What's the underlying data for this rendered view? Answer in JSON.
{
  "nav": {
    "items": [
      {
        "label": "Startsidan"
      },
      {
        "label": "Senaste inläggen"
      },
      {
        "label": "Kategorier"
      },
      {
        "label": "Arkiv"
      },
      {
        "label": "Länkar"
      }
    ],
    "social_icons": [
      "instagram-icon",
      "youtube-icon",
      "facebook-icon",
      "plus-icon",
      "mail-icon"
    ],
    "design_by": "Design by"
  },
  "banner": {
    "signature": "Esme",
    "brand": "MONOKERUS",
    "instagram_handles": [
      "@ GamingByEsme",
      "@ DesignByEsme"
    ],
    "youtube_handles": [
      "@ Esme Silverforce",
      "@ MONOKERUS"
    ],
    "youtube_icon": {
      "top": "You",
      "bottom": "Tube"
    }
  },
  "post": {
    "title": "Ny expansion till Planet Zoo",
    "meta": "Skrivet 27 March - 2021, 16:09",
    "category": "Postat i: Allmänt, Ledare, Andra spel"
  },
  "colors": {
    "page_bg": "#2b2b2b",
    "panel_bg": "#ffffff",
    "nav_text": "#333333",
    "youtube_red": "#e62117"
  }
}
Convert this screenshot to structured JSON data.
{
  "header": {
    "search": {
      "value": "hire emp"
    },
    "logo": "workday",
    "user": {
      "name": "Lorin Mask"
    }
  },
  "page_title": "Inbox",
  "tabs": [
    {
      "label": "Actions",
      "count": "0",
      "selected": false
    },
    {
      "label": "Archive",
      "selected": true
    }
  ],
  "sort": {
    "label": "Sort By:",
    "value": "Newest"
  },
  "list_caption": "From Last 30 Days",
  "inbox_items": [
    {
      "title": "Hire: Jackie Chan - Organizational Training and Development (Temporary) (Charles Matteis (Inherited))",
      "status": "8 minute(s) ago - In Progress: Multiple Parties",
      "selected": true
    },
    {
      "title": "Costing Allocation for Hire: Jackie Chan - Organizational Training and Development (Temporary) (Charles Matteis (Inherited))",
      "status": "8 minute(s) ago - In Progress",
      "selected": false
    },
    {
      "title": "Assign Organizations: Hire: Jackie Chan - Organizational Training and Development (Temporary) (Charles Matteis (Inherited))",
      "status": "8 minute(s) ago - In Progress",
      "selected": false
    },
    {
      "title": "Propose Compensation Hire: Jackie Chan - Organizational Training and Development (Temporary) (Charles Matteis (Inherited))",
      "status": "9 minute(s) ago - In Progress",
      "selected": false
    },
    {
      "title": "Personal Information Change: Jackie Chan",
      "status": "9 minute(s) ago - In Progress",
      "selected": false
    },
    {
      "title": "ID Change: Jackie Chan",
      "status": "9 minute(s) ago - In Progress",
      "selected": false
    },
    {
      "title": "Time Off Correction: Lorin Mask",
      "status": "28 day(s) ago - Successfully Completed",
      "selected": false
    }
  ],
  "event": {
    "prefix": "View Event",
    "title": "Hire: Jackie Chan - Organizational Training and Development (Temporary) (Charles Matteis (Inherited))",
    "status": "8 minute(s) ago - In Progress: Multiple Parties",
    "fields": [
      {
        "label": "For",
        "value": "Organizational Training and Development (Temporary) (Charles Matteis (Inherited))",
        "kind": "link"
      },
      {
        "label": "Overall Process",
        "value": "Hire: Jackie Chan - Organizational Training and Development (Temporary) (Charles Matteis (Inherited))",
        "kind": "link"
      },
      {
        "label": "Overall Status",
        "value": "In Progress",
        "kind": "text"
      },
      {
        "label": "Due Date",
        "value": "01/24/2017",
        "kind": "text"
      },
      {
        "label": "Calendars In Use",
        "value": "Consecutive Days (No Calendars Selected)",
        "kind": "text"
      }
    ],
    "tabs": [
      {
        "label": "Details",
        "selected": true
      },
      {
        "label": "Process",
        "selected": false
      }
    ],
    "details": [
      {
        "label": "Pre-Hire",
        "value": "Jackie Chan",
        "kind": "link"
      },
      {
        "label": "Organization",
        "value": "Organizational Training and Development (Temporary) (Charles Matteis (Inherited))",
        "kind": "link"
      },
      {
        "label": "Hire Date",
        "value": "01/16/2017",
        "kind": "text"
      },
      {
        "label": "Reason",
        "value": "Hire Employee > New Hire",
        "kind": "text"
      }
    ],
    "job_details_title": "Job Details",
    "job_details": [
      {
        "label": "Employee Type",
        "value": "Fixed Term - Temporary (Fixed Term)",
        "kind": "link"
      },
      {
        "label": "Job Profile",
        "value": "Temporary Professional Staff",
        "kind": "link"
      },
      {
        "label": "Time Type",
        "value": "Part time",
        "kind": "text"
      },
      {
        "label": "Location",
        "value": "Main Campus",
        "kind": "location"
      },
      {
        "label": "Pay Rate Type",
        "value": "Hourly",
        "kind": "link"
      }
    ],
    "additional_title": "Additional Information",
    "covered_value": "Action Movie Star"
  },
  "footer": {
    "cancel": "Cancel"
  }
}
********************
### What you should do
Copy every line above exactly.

### Response box
What's the underlying data for this rendered view? Answer in JSON.
{
  "nav": {
    "items": [
      {
        "label": "Startsidan"
      },
      {
        "label": "Senaste inläggen"
      },
      {
        "label": "Kategorier"
      },
      {
        "label": "Arkiv"
      },
      {
        "label": "Länkar"
      }
    ],
    "social_icons": [
      "instagram-icon",
      "youtube-icon",
      "facebook-icon",
      "plus-icon",
      "mail-icon"
    ],
    "design_by": "Design by"
  },
  "banner": {
    "signature": "Esme",
    "brand": "MONOKERUS",
    "instagram_handles": [
      "@ GamingByEsme",
      "@ DesignByEsme"
    ],
    "youtube_handles": [
      "@ Esme Silverforce",
      "@ MONOKERUS"
    ],
    "youtube_icon": {
      "top": "You",
      "bottom": "Tube"
    }
  },
  "post": {
    "title": "Ny expansion till Planet Zoo",
    "meta": "Skrivet 27 March - 2021, 16:09",
    "category": "Postat i: Allmänt, Ledare, Andra spel"
  },
  "colors": {
    "page_bg": "#2b2b2b",
    "panel_bg": "#ffffff",
    "nav_text": "#333333",
    "youtube_red": "#e62117"
  }
}
Convert this screenshot to structured JSON data.
{
  "header": {
    "search": {
      "value": "hire emp"
    },
    "logo": "workday",
    "user": {
      "name": "Lorin Mask"
    }
  },
  "page_title": "Inbox",
  "tabs": [
    {
      "label": "Actions",
      "count": "0",
      "selected": false
    },
    {
      "label": "Archive",
      "selected": true
    }
  ],
  "sort": {
    "label": "Sort By:",
    "value": "Newest"
  },
  "list_caption": "From Last 30 Days",
  "inbox_items": [
    {
      "title": "Hire: Jackie Chan - Organizational Training and Development (Temporary) (Charles Matteis (Inherited))",
      "status": "8 minute(s) ago - In Progress: Multiple Parties",
      "selected": true
    },
    {
      "title": "Costing Allocation for Hire: Jackie Chan - Organizational Training and Development (Temporary) (Charles Matteis (Inherited))",
      "status": "8 minute(s) ago - In Progress",
      "selected": false
    },
    {
      "title": "Assign Organizations: Hire: Jackie Chan - Organizational Training and Development (Temporary) (Charles Matteis (Inherited))",
      "status": "8 minute(s) ago - In Progress",
      "selected": false
    },
    {
      "title": "Propose Compensation Hire: Jackie Chan - Organizational Training and Development (Temporary) (Charles Matteis (Inherited))",
      "status": "9 minute(s) ago - In Progress",
      "selected": false
    },
    {
      "title": "Personal Information Change: Jackie Chan",
      "status": "9 minute(s) ago - In Progress",
      "selected": false
    },
    {
      "title": "ID Change: Jackie Chan",
      "status": "9 minute(s) ago - In Progress",
      "selected": false
    },
    {
      "title": "Time Off Correction: Lorin Mask",
      "status": "28 day(s) ago - Successfully Completed",
      "selected": false
    }
  ],
  "event": {
    "prefix": "View Event",
    "title": "Hire: Jackie Chan - Organizational Training and Development (Temporary) (Charles Matteis (Inherited))",
    "status": "8 minute(s) ago - In Progress: Multiple Parties",
    "fields": [
      {
        "label": "For",
        "value": "Organizational Training and Development (Temporary) (Charles Matteis (Inherited))",
        "kind": "link"
      },
      {
        "label": "Overall Process",
        "value": "Hire: Jackie Chan - Organizational Training and Development (Temporary) (Charles Matteis (Inherited))",
        "kind": "link"
      },
      {
        "label": "Overall Status",
        "value": "In Progress",
        "kind": "text"
      },
      {
        "label": "Due Date",
        "value": "01/24/2017",
        "kind": "text"
      },
      {
        "label": "Calendars In Use",
        "value": "Consecutive Days (No Calendars Selected)",
        "kind": "text"
      }
    ],
    "tabs": [
      {
        "label": "Details",
        "selected": true
      },
      {
        "label": "Process",
        "selected": false
      }
    ],
    "details": [
      {
        "label": "Pre-Hire",
        "value": "Jackie Chan",
        "kind": "link"
      },
      {
        "label": "Organization",
        "value": "Organizational Training and Development (Temporary) (Charles Matteis (Inherited))",
        "kind": "link"
      },
      {
        "label": "Hire Date",
        "value": "01/16/2017",
        "kind": "text"
      },
      {
        "label": "Reason",
        "value": "Hire Employee > New Hire",
        "kind": "text"
      }
    ],
    "job_details_title": "Job Details",
    "job_details": [
      {
        "label": "Employee Type",
        "value": "Fixed Term - Temporary (Fixed Term)",
        "kind": "link"
      },
      {
        "label": "Job Profile",
        "value": "Temporary Professional Staff",
        "kind": "link"
      },
      {
        "label": "Time Type",
        "value": "Part time",
        "kind": "text"
      },
      {
        "label": "Location",
        "value": "Main Campus",
        "kind": "location"
      },
      {
        "label": "Pay Rate Type",
        "value": "Hourly",
        "kind": "link"
      }
    ],
    "additional_title": "Additional Information",
    "covered_value": "Action Movie Star"
  },
  "footer": {
    "cancel": "Cancel"
  }
}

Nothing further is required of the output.